Suicide is the act of causing the death of yourself. When people think of suicide an image of someone jumping off a bridge or a cliff may come to mind. Maybe even jumping onto train tracks or from a high place into a body of water or the ground below. It can involve things like rope, ladders, concrete, sharp objects, alcohol or drugs, and endless other things. None of those ways or things are often possible for someone with mobility issues due to a disability. Does this mean that those without the ability to access these means do not experience the feelings of suicide and want to end it? NO!

For as long as I can remember I’ve had an overwhelming feeling to escape and get away. Not from just one situation or certain people but all people and all places. As early as the age of seven or 8 maybe earlier I would sit in the car and as it was moving I would open the door hoping to fall out as I was unable to jump due to my disability. Of course, I would be caught and get in trouble for doing this as it wasn’t safe which I was aware of. Other times I would hold my breath as I pretended to be asleep int the back seat when I was checked on to make sure I was breathing. Because I was a child there was no understanding of the result of what I was doing. I never had a thought about wanting to die. I wanted the abuse to end and to get away from the people I was around. The older I got an awareness that I was going to be in trouble for the thoughts and feelings I was having and the fear of being unable to complete it was a big part of my life.

As an adult during my first year of college was what I consider to be my attempt. It was late evening and I was sitting alone in my apartment at the time. Because of the people I was hanging around at the time, there was alcohol in my apartment along with a bottle of aspirin 600 and knives were within my reach. I HAD THE PLAN! I had failed attempts in the past trying to drown in the bathtub as my knees are unable to bend and I have a rod in my back. I wanted to be sure that if the pills and alcohol didn’t do it that I had the knife to finish. All that was left was to write the note.

It started as many do…To whoever finds this it wasn’t your fault. I faked an I love you statement to my parents which I fully did blame and did not love. The place I found myself in that night had everything to do with my childhood. I stated several reasons for why I had done what I did. When I had finished the note, had the pill bottle in hand going to get the knife and everything else, I heard a knock on my door. I rushed to hide the knife in the closet and act as if nothing was going on opening the door. On the other side was the person who would become involved in turning my life around. I didn’t go through with my plan that night and even though I still do struggle with thoughts and there have been urges I’ve never gotten to the point of a plan and further to a note. The biggest thing I took away from that was the realization of how creative one has to be when a disability is in the mix of suicide, suicidal ideation, and suicidal thoughts.

Because suicide doesn’t show up the same for disabled people due to the challenges they face with mobility it often goes unnoticed and it’s not something that many if anyone is equipt to deal with. It can feel for those who struggle with it as if it’s a non-existent problem. Another complexity in this situation is those around you that assist you with daily needs and support fear of getting into trouble.

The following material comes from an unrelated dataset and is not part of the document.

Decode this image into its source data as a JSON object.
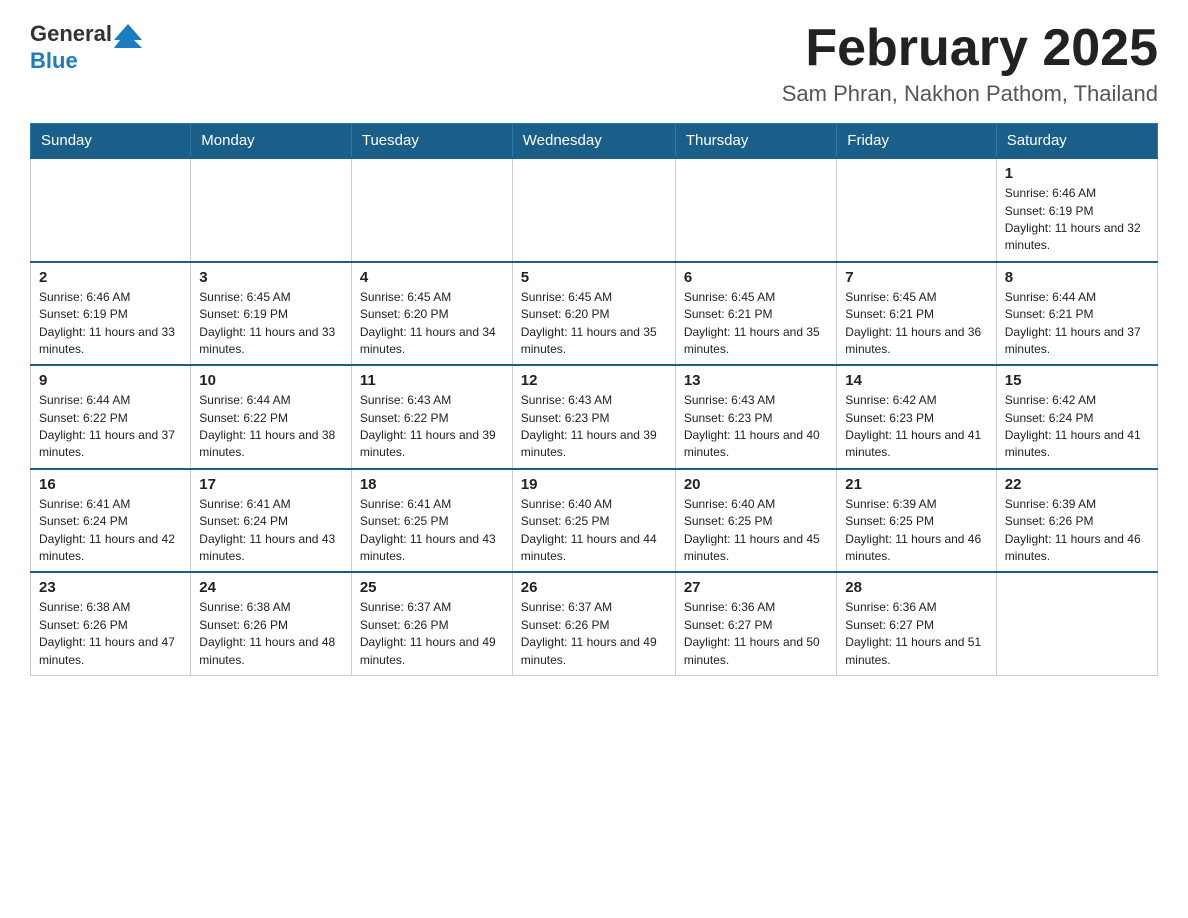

Those things alone can add to the need to end it. The worst part was being able to hear the voices in my head that were saying how much of a mess I left behind or my life wasn’t that difficult and I was selfish.

It’s not selfish and it’s not about death. For many, it may not have anything to do with anyone externally. I once heard suicide being referred to as the ultimate self-harm and it is because for those that get to a place of suicide or even before we would rather hurt ourselves than the ones around us in any way. It was a difficult challenge and time in my life that getting to a place of no escape was overshadowed by limitations and the overwhelming feeling that it was yet another thing I couldn’t do “right” or had the choice because of the “trouble” I would have caused for others

Guest Post Disclaimer: Any and all information shared in this guest blog post is intended for educational and informational purposes only. Nothing in this blog post, nor any content on CPTSDfoundation.org, is a supplement for or supersedes the relationship and direction of your medical or mental health providers. Thoughts, ideas, or opinions expressed by the writer of this guest blog do not necessarily reflect those of CPTSD Foundation. For more information, see our Privacy Policy and Full Disclaimer.

Share This